Los Angeles State used the same tactic against Chapman as they had against Los Angeles Community College-they left Barber under the hoop to score at will and to score at will is what he did. Barber had 100 points at half time and added 88 more in the second half.

Barber broke the previous record held of 156 held by Mary Boyd midway through the second half, though nobody knew that was the record. His 188 points are more points that Wilt Chamberlain and Kobe Bryant scored combined. Barber also became the first player to score over 100 points in a game twice.

The Los Angeles media could hardly believe what had happened, and many others who read their accounts did not either, it did not help either that Los Angeles State came out and discredited the record as not being a true competitive record. Still, the media hype had bolstered Barber into a local sensation and got the attention of professional scouts.

The Los Angeles media challenged Barber to another game to see if he could score 100 points a game, and he did. He dropped 150 on the hapless scribes and became to the only player to score 100 or more points in 3 competitively recognized games and also the only one to score 100 plus points in three consecutive games. Bevo Francis would have another 100 point game himself, scoring 113 against Hillsdale college. Francis and Barber are the only two known players to have multiple accredited 100 point games.

The feats of Francis and Barber caused a sudden rule change with the NCAA. The committee passed new rules, called "Anti-Bevo Legislation" at the time, that that only games between varsity teams of four-year, degree-granting colleges would be recognized as collegiate contests. This for a time dropped all of Francis's and Barbers records from the record book, though in recent years they have been added back with an asterixis. Though, Francis's 113 point game against Hillsdale was kept on the record books.

The notoriety from the game helped Barber after college, he would go on the play in 5 games for the St Louis Hawks. But the racism of the era and in particularly St Louis left a nasty taste in Barbers mouth and he went on to play for the Goose Tatum's Harlem All-Stars. Barber would also play in the ABL with both the Harlem Clowns and the Los Angeles Jets.

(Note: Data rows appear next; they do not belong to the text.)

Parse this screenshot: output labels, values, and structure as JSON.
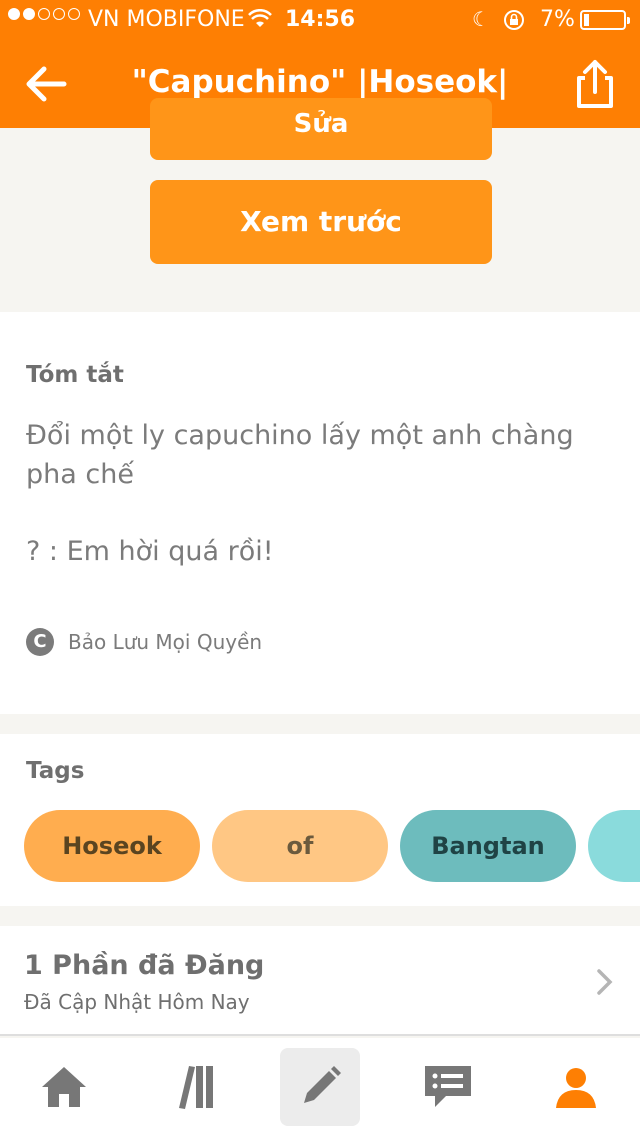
{
  "status_bar": {
    "carrier": "VN MOBIFONE",
    "time": "14:56",
    "battery": "7%"
  },
  "nav": {
    "title": "\"Capuchino\" |Hoseok|"
  },
  "actions": {
    "edit_label": "Sửa",
    "preview_label": "Xem trước"
  },
  "summary": {
    "heading": "Tóm tắt",
    "text": "Đổi một ly capuchino lấy một anh chàng pha chế",
    "text2": "? : Em hời quá rồi!",
    "copyright": "Bảo Lưu Mọi Quyền"
  },
  "tags": {
    "heading": "Tags",
    "items": [
      "Hoseok",
      "of",
      "Bangtan",
      ""
    ]
  },
  "parts": {
    "title": "1 Phần đã Đăng",
    "subtitle": "Đã Cập Nhật Hôm Nay"
  },
  "colors": {
    "brand": "#fe7f03",
    "button": "#ff9518",
    "tag1": "#ffad4f",
    "tag2": "#ffc784",
    "tag3": "#6dbcbd",
    "tag4": "#8adbdc"
  },
  "tab_bar": [
    "home-icon",
    "library-icon",
    "write-icon",
    "messages-icon",
    "profile-icon"
  ]
}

Francis and several of his Rio Grande teammates joined the Boston Whirlwinds for a short time before he too returned to a more normal life. Both Francis and Barber would be drafted by the NBA. Barber would get drafted twice, once by the Baltimore Bullets in 1954 and again by the Minneapolis Lakers in 1956. The Bullets disbanded and his rights where taken by the Milwaukee Hawks. Francis would get drafted by the Philadelphia Warriors but would never play a game in the NBA.

Both players have since faded off to obscurity with their records only a notation in the NCAA rule book. Francis died of cancer in 2015, two years after his one standing record, the 113 point game, was broken by Grinnell's Jack Taylor.

Two of John Barber's grandsons would also get a shot at the NBA. Jason and Jaryl Sasser both played sparingly in the NBA in the early 2000s. Like their grandfather they did not last very long, but both played more games then their grandfather.